Bristol’s annual celebration of African and Caribbean culture, St Pauls Carnival, returns this summer to the city’s streets under the theme of Learning from Legends.
The 2023 celebration will commence with a series of fringe events from 22 June, marking the Windrush 75th Anniversary, and will culminate in the iconic day-long traditional Caribbean street carnival. This year will mark the first full carnival day since 2019, which will see over 100,000 people celebrate in the heart of Bristol’s St Pauls community on Saturday, 1 July.
The Learning from Legends theme will be particularly poignant to Bristol’s African Caribbean community following the passing on 3 August last year of Bristol Bus Boycott activist and Carnival forefather, Roy Hackett MBE.
Learning from Legends was presented to Carnival’s cultural reference group in January, the event was attended by people from all generations across St Pauls. The theme was felt to be an important way to pay homage to Roy and to many other local legends who have been lost through the pandemic years.
2023 marks 60 years since Bristol’s Bus Boycott when Roy spearheaded a months’ long boycott of the Bristol Omnibus Company challenging its systemic racial discrimination in recruitment. His actions and those of other fellow Bristolians paved the way for the Race Relations Act 1965. The University of Bristol University awarded Roy a doctorate in science at his funeral.

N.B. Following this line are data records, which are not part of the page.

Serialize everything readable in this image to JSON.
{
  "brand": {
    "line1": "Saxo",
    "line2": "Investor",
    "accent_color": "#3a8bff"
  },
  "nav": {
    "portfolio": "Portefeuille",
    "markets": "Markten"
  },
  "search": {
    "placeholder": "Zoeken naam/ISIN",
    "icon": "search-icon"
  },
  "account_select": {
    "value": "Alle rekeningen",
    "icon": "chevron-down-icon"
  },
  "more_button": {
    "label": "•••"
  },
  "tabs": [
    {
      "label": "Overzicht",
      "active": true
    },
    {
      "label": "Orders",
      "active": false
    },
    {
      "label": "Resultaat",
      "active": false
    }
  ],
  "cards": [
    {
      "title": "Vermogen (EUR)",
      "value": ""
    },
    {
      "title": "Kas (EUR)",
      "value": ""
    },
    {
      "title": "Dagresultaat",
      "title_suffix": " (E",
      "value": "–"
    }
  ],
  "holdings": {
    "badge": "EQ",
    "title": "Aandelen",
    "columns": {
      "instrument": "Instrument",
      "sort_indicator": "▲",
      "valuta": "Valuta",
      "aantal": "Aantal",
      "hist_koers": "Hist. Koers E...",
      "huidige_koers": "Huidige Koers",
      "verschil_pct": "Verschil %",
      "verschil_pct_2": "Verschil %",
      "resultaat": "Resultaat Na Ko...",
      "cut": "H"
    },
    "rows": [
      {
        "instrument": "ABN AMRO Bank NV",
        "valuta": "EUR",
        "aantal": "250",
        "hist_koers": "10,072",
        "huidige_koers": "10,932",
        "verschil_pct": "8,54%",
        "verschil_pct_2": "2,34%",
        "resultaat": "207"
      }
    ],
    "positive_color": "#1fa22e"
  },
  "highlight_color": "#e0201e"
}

This year also sees the 75th anniversary of HMT Empire Windrush arriving in Britain on 22 June 1948. This important historic event will be marked in the traditional fringe events in the run up to the 1 July and on the day itself.
Commenting on the Carnival 2023, executive director of St Pauls Carnival, LaToyah McAllister-Jones said:
“We’re well underway with our planning for the return of Carnival after a three-year hiatus due to the pandemic. This year was always going to be a big one but is all the more important as we celebrate the lives and contributions so many people have made to carnival.
“Since it began Carnival has played a central and active role in challenging the status quo and this year’s celebration will be an important one for us all to acknowledge the challenges those who have gone before us have faced in blazing a trail to ensure African Caribbean culture is preserved and celebrated.
“Although for many they will see this year’s event as a return, as an organisation we have maintained community celebrations, albeit on a smaller scale over, the last three years. Our education programme has continued as well as our traditional elder’s brunch as part of last year’s Back A Yard programme and before that Spirit Up.”
This year will be the first full St Pauls Carnival for chair Levi Roots, who was appointed in 2021. Commenting on the plans for this year he said:
“I am really excited about seeing Carnival back in full technicolour on the streets of Bristol. While we have continued our work in the last few years through smaller scale events, I am looking forward to seeing Carnival come to life under the Learning from Legends theme to mark such an historic year in some many ways.
“As a fundraising organisation our focus remains on securing support from sponsors and the public. We were delighted to have secured the Arts Council funding for the next three years but there is still much work to do in meeting the cost of delivering the full celebration that people know and love. Thank you to all our sponsors and supporters who have already pledged support.”